▶ **Exercise brief**: Give back each line of the listing precisely as written.

********************

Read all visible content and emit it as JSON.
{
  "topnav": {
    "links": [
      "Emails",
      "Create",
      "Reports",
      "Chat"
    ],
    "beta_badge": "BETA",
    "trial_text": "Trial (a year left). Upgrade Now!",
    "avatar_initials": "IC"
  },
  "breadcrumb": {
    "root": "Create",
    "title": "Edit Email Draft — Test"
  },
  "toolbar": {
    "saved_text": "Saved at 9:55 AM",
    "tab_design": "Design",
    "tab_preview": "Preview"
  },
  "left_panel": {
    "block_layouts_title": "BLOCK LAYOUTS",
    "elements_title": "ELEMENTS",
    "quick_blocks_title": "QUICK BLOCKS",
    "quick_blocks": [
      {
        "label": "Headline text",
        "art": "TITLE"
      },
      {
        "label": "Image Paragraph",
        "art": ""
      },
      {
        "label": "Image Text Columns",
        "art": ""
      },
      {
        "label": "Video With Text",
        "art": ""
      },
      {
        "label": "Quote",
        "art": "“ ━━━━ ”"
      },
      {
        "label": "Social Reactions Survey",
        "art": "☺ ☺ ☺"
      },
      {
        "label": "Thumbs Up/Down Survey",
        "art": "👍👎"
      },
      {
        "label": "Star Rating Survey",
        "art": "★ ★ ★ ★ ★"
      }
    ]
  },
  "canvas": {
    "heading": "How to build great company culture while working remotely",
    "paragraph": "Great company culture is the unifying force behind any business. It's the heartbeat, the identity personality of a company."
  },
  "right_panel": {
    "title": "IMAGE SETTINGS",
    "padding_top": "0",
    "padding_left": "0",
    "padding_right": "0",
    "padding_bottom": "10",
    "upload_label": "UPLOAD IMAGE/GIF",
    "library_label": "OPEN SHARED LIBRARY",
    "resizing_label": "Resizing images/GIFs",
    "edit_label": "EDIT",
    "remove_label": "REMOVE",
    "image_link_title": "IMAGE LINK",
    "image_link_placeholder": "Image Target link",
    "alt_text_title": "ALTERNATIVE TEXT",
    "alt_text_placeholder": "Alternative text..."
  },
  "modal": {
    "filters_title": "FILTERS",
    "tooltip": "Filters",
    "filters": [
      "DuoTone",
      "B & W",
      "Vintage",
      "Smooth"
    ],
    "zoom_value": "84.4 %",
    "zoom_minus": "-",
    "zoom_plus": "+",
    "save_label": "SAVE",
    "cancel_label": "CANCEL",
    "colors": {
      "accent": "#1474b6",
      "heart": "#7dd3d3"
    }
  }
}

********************

▶ **Finished exercise**:
Read all visible content and emit it as JSON.
{
  "topnav": {
    "links": [
      "Emails",
      "Create",
      "Reports",
      "Chat"
    ],
    "beta_badge": "BETA",
    "trial_text": "Trial (a year left). Upgrade Now!",
    "avatar_initials": "IC"
  },
  "breadcrumb": {
    "root": "Create",
    "title": "Edit Email Draft — Test"
  },
  "toolbar": {
    "saved_text": "Saved at 9:55 AM",
    "tab_design": "Design",
    "tab_preview": "Preview"
  },
  "left_panel": {
    "block_layouts_title": "BLOCK LAYOUTS",
    "elements_title": "ELEMENTS",
    "quick_blocks_title": "QUICK BLOCKS",
    "quick_blocks": [
      {
        "label": "Headline text",
        "art": "TITLE"
      },
      {
        "label": "Image Paragraph",
        "art": ""
      },
      {
        "label": "Image Text Columns",
        "art": ""
      },
      {
        "label": "Video With Text",
        "art": ""
      },
      {
        "label": "Quote",
        "art": "“ ━━━━ ”"
      },
      {
        "label": "Social Reactions Survey",
        "art": "☺ ☺ ☺"
      },
      {
        "label": "Thumbs Up/Down Survey",
        "art": "👍👎"
      },
      {
        "label": "Star Rating Survey",
        "art": "★ ★ ★ ★ ★"
      }
    ]
  },
  "canvas": {
    "heading": "How to build great company culture while working remotely",
    "paragraph": "Great company culture is the unifying force behind any business. It's the heartbeat, the identity personality of a company."
  },
  "right_panel": {
    "title": "IMAGE SETTINGS",
    "padding_top": "0",
    "padding_left": "0",
    "padding_right": "0",
    "padding_bottom": "10",
    "upload_label": "UPLOAD IMAGE/GIF",
    "library_label": "OPEN SHARED LIBRARY",
    "resizing_label": "Resizing images/GIFs",
    "edit_label": "EDIT",
    "remove_label": "REMOVE",
    "image_link_title": "IMAGE LINK",
    "image_link_placeholder": "Image Target link",
    "alt_text_title": "ALTERNATIVE TEXT",
    "alt_text_placeholder": "Alternative text..."
  },
  "modal": {
    "filters_title": "FILTERS",
    "tooltip": "Filters",
    "filters": [
      "DuoTone",
      "B & W",
      "Vintage",
      "Smooth"
    ],
    "zoom_value": "84.4 %",
    "zoom_minus": "-",
    "zoom_plus": "+",
    "save_label": "SAVE",
    "cancel_label": "CANCEL",
    "colors": {
      "accent": "#1474b6",
      "heart": "#7dd3d3"
    }
  }
}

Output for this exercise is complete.